The next line "because, after all, what was he doing there" is an instance of what James Wood calls "free indirect style" (I don't think he invented the terminology, but I learned it from his book). For a moment we hear what the girl herself is actually thinking, in her own words, but without being informed as such. The abrupt change in poetic style leads us intuitively to the conclusion that we are listening to her inner response to the circumstances unfolding around her.

If the poet had written, "she thinks to herself" or "she says 'what are you doing here'" then the surreal quality of the poem would have been replaced with the formality of traditional narrative which describes phenomena rather than allowing us to experience them. The use of free indirect style offers us a glimpse into the mind and heart of one of the characters in the poem without jolting the reader out of an image-based, purely poetic mode of reflection.


Anonymous said...

Do you plan on eventually showing how developing this skill can help us understand Torah (with ex. an example)?

Rabbi Jonathan Sacks said...


I see your vision of poetry makes it a powerful zooming technique.

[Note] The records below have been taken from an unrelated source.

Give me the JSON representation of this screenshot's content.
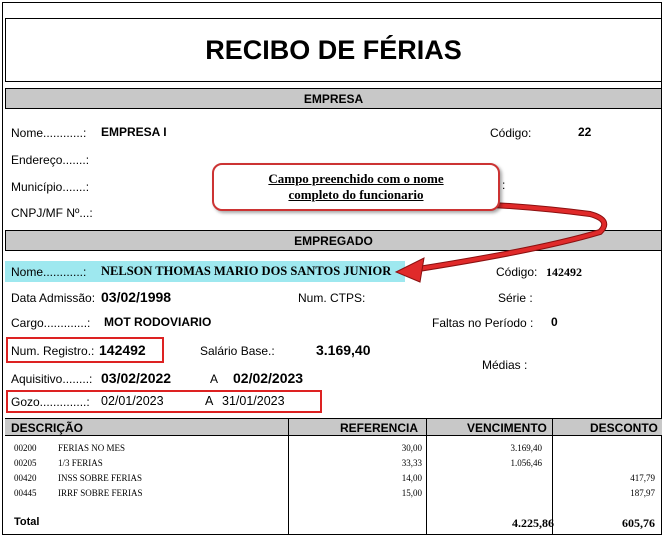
{
  "title": "RECIBO DE FÉRIAS",
  "empresa": {
    "header": "EMPRESA",
    "nome_label": "Nome............:",
    "nome_value": "EMPRESA I",
    "codigo_label": "Código:",
    "codigo_value": "22",
    "endereco_label": "Endereço.......:",
    "municipio_label": "Município.......:",
    "municipio_colon": ":",
    "cnpj_label": "CNPJ/MF Nº...:"
  },
  "callout": {
    "text": "Campo preenchido com o nome\ncompleto do funcionario"
  },
  "empregado": {
    "header": "EMPREGADO",
    "nome_label": "Nome............:",
    "nome_value": "NELSON THOMAS MARIO DOS SANTOS JUNIOR",
    "codigo_label": "Código:",
    "codigo_value": "142492",
    "admissao_label": "Data Admissão:",
    "admissao_value": "03/02/1998",
    "ctps_label": "Num. CTPS:",
    "serie_label": "Série :",
    "cargo_label": "Cargo.............:",
    "cargo_value": "MOT RODOVIARIO",
    "faltas_label": "Faltas no Período :",
    "faltas_value": "0",
    "registro_label": "Num. Registro.:",
    "registro_value": "142492",
    "salario_label": "Salário Base.:",
    "salario_value": "3.169,40",
    "medias_label": "Médias :",
    "aquisitivo_label": "Aquisitivo........:",
    "aquisitivo_inicio": "03/02/2022",
    "aquisitivo_a": "A",
    "aquisitivo_fim": "02/02/2023",
    "gozo_label": "Gozo..............:",
    "gozo_inicio": "02/01/2023",
    "gozo_a": "A",
    "gozo_fim": "31/01/2023"
  },
  "tabela": {
    "col_descricao": "DESCRIÇÃO",
    "col_referencia": "REFERENCIA",
    "col_vencimento": "VENCIMENTO",
    "col_desconto": "DESCONTO",
    "rows": [
      {
        "codigo": "00200",
        "descricao": "FERIAS NO MES",
        "referencia": "30,00",
        "vencimento": "3.169,40",
        "desconto": ""
      },
      {
        "codigo": "00205",
        "descricao": "1/3 FERIAS",
        "referencia": "33,33",
        "vencimento": "1.056,46",
        "desconto": ""
      },
      {
        "codigo": "00420",
        "descricao": "INSS SOBRE FERIAS",
        "referencia": "14,00",
        "vencimento": "",
        "desconto": "417,79"
      },
      {
        "codigo": "00445",
        "descricao": "IRRF SOBRE FERIAS",
        "referencia": "15,00",
        "vencimento": "",
        "desconto": "187,97"
      }
    ],
    "total_label": "Total",
    "total_vencimento": "4.225,86",
    "total_desconto": "605,76"
  },
  "colors": {
    "highlight": "#9ee8ef",
    "annotation_red": "#d22222",
    "section_gray": "#c8c8c8"
  }
}
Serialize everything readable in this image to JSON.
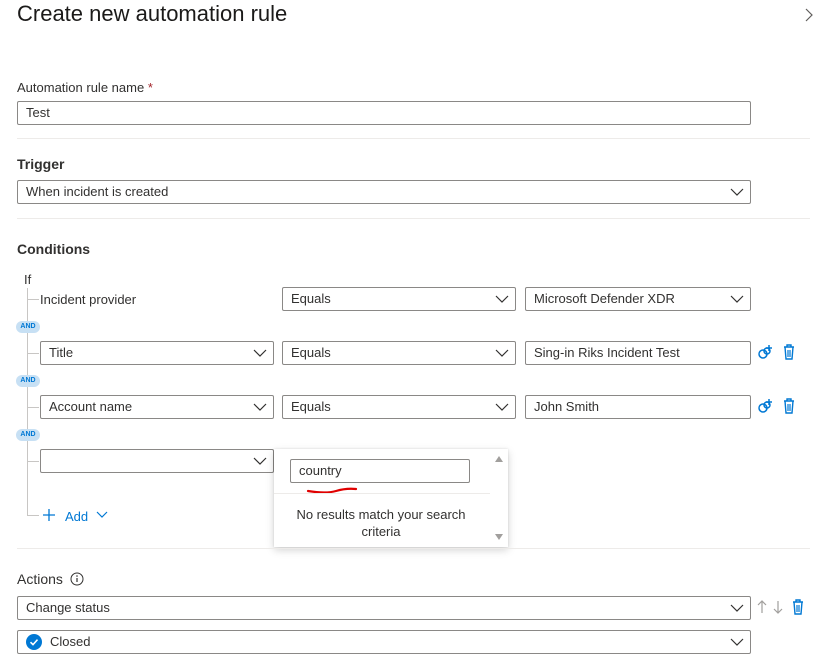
{
  "header": {
    "title": "Create new automation rule"
  },
  "rule_name": {
    "label": "Automation rule name",
    "required_mark": "*",
    "value": "Test"
  },
  "trigger": {
    "title": "Trigger",
    "value": "When incident is created"
  },
  "conditions": {
    "title": "Conditions",
    "if_label": "If",
    "and_label": "AND",
    "rows": [
      {
        "property": "Incident provider",
        "operator": "Equals",
        "value": "Microsoft Defender XDR"
      },
      {
        "property": "Title",
        "operator": "Equals",
        "value": "Sing-in Riks Incident Test"
      },
      {
        "property": "Account name",
        "operator": "Equals",
        "value": "John Smith"
      },
      {
        "property": ""
      }
    ],
    "add_label": "Add"
  },
  "property_search": {
    "query": "country",
    "no_results_line1": "No results match your search",
    "no_results_line2": "criteria"
  },
  "actions": {
    "title": "Actions",
    "action_value": "Change status",
    "status_value": "Closed"
  },
  "colors": {
    "accent": "#0078d4",
    "annotation": "#e00000"
  }
}
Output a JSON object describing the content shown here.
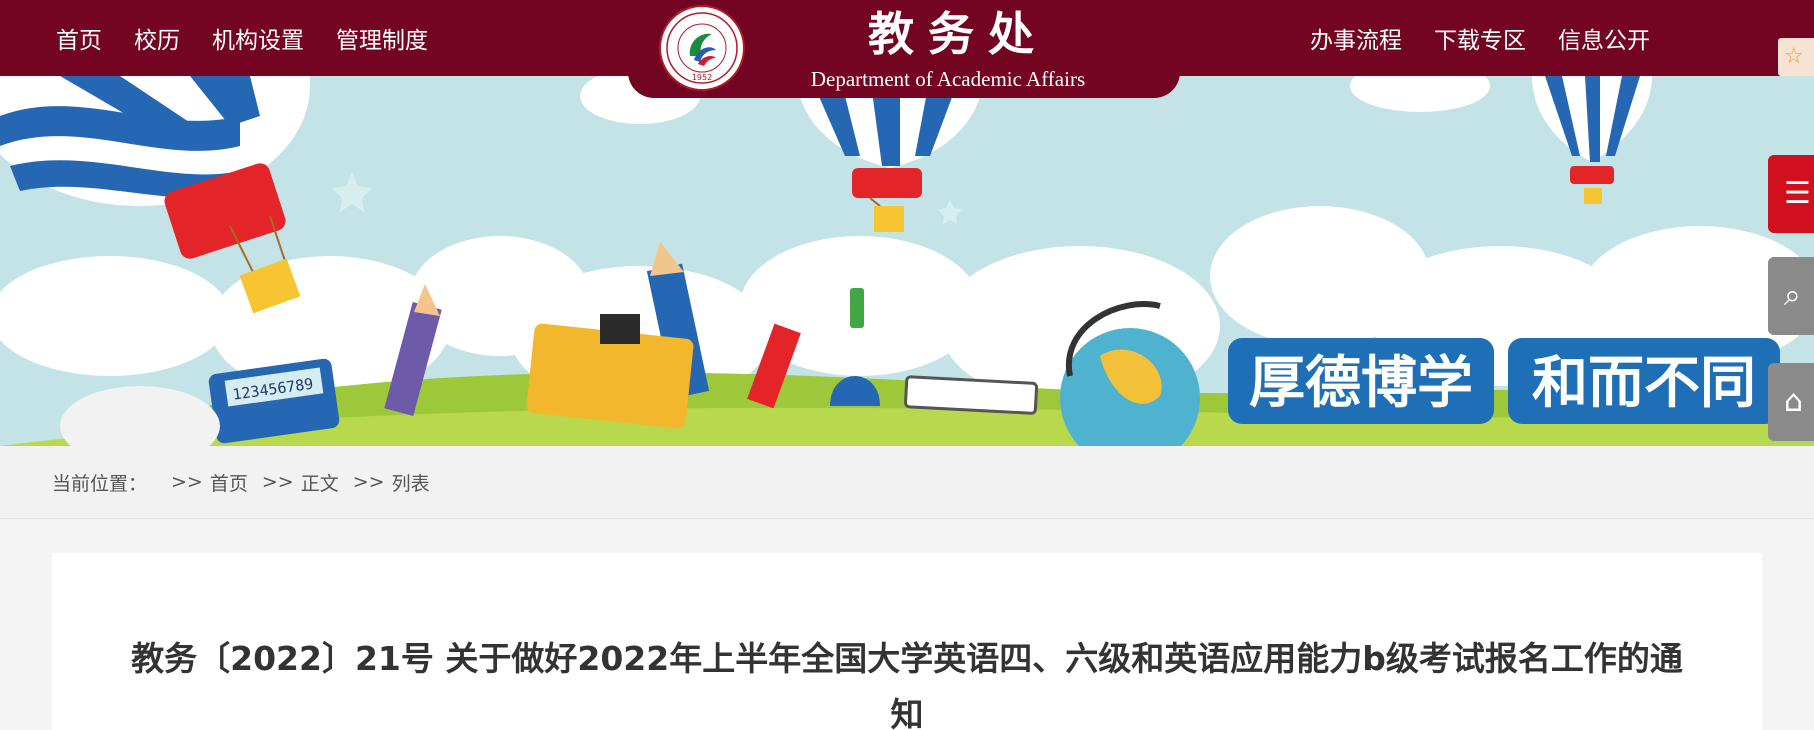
{
  "header": {
    "nav_left": [
      "首页",
      "校历",
      "机构设置",
      "管理制度"
    ],
    "nav_right": [
      "办事流程",
      "下载专区",
      "信息公开"
    ],
    "brand_title": "教务处",
    "brand_subtitle": "Department of Academic Affairs",
    "logo_year": "1952",
    "logo_icon": "university-seal-icon",
    "favorite_icon": "star-icon",
    "favorite_glyph": "☆"
  },
  "banner": {
    "motto_left": "厚德博学",
    "motto_right": "和而不同",
    "calculator_text": "123456789",
    "colors": {
      "sky": "#c3e3e6",
      "grass": "#9cc83a",
      "motto_bg": "#1f6fb6"
    }
  },
  "side_buttons": {
    "menu_icon": "list-icon",
    "menu_glyph": "☰",
    "search_icon": "search-icon",
    "search_glyph": "⌕",
    "home_icon": "home-icon",
    "home_glyph": "⌂"
  },
  "breadcrumb": {
    "label": "当前位置：",
    "separator": ">>",
    "items": [
      "首页",
      "正文",
      "列表"
    ]
  },
  "article": {
    "title": "教务〔2022〕21号 关于做好2022年上半年全国大学英语四、六级和英语应用能力b级考试报名工作的通知"
  },
  "colors": {
    "brand": "#730522",
    "side_active": "#d0101e",
    "side_inactive": "#8a8a8a"
  }
}
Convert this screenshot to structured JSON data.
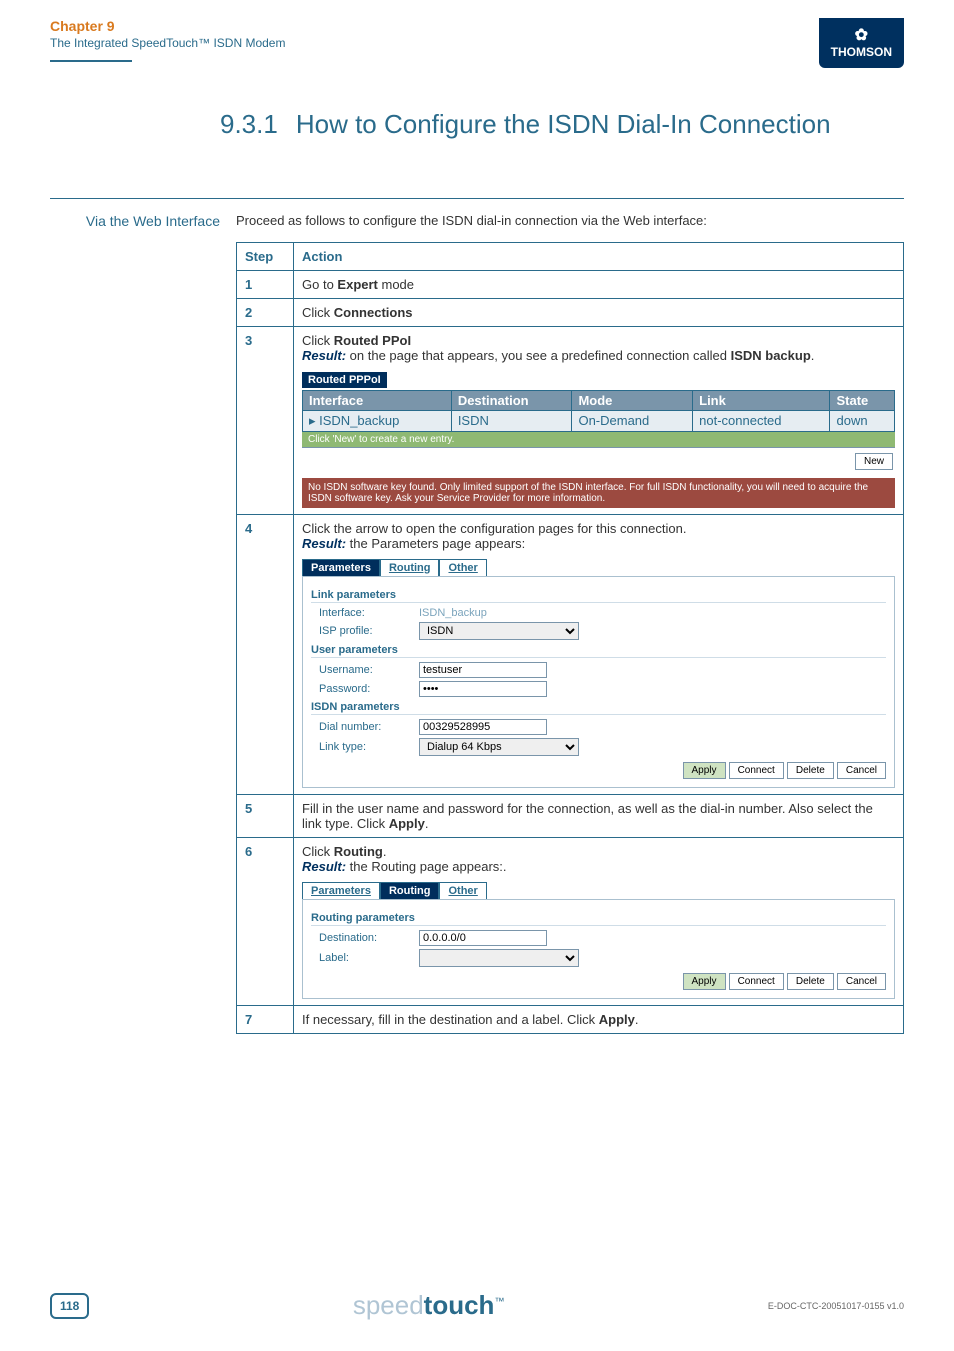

Rabbi Jonathan Sacks said...


Here is a candidate for Torah example.

32:1 Listen, you heavens, and I will speak.
Let the earth hear the words of my mouth.
32:2 My teaching shall drop as the rain.
My speech shall condense as the dew,
as the small rain on the tender grass,
as the showers on the herb.
32:3 For I will proclaim the name of Hashem.
Ascribe greatness to our God!
32:4 The Rock, his work is perfect,
for all his ways are justice:
a God of faithfulness and without iniquity,
just and right is he.